■ **DIRECTIONS FOR THIS TASK**:
Pull every line with "value" from the entries below.

■ **INPUT MATERIAL**:
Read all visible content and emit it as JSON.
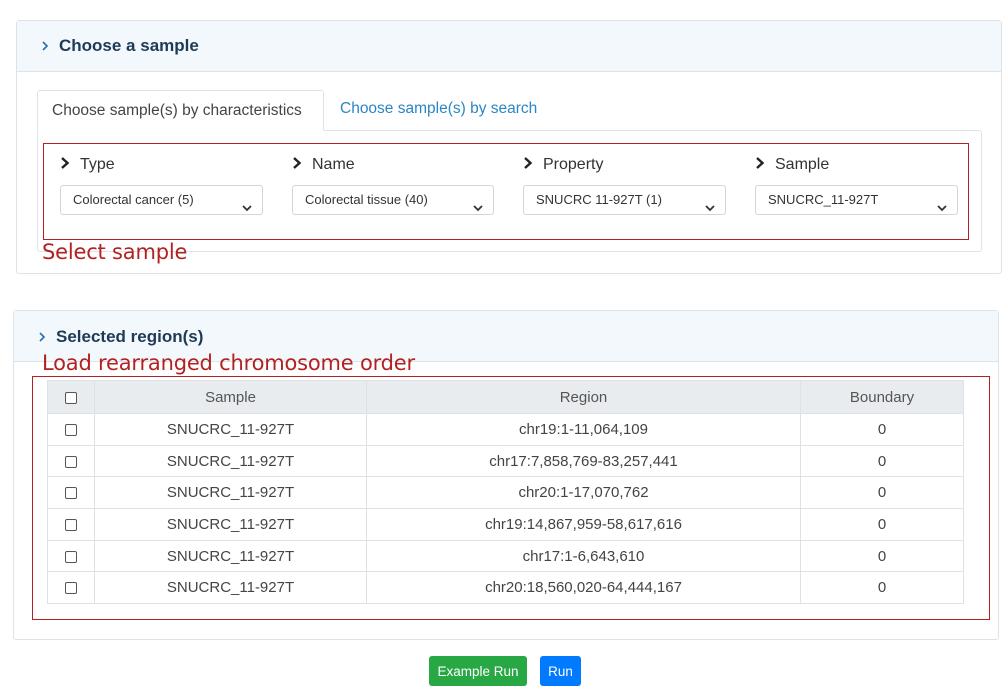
{
  "choose_sample": {
    "title": "Choose a sample",
    "tabs": [
      {
        "label": "Choose sample(s) by characteristics",
        "active": true
      },
      {
        "label": "Choose sample(s) by search",
        "active": false
      }
    ],
    "fields": [
      {
        "label": "Type",
        "value": "Colorectal cancer (5)"
      },
      {
        "label": "Name",
        "value": "Colorectal tissue (40)"
      },
      {
        "label": "Property",
        "value": "SNUCRC 11-927T (1)"
      },
      {
        "label": "Sample",
        "value": "SNUCRC_11-927T"
      }
    ],
    "annotation": "Select sample"
  },
  "selected_regions": {
    "title": "Selected region(s)",
    "annotation": "Load rearranged chromosome order",
    "columns": [
      "Sample",
      "Region",
      "Boundary"
    ],
    "rows": [
      {
        "sample": "SNUCRC_11-927T",
        "region": "chr19:1-11,064,109",
        "boundary": "0"
      },
      {
        "sample": "SNUCRC_11-927T",
        "region": "chr17:7,858,769-83,257,441",
        "boundary": "0"
      },
      {
        "sample": "SNUCRC_11-927T",
        "region": "chr20:1-17,070,762",
        "boundary": "0"
      },
      {
        "sample": "SNUCRC_11-927T",
        "region": "chr19:14,867,959-58,617,616",
        "boundary": "0"
      },
      {
        "sample": "SNUCRC_11-927T",
        "region": "chr17:1-6,643,610",
        "boundary": "0"
      },
      {
        "sample": "SNUCRC_11-927T",
        "region": "chr20:18,560,020-64,444,167",
        "boundary": "0"
      }
    ]
  },
  "buttons": {
    "example_run": "Example Run",
    "run": "Run"
  },
  "colors": {
    "accent_blue": "#2b86c5",
    "annotation_red": "#b22222",
    "example_run_green": "#28a745",
    "run_blue": "#007bff"
  }
}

■ **ANSWER SPACE**:
        "value": "Colorectal cancer (5)"
        "value": "Colorectal tissue (40)"
        "value": "SNUCRC 11-927T (1)"
        "value": "SNUCRC_11-927T"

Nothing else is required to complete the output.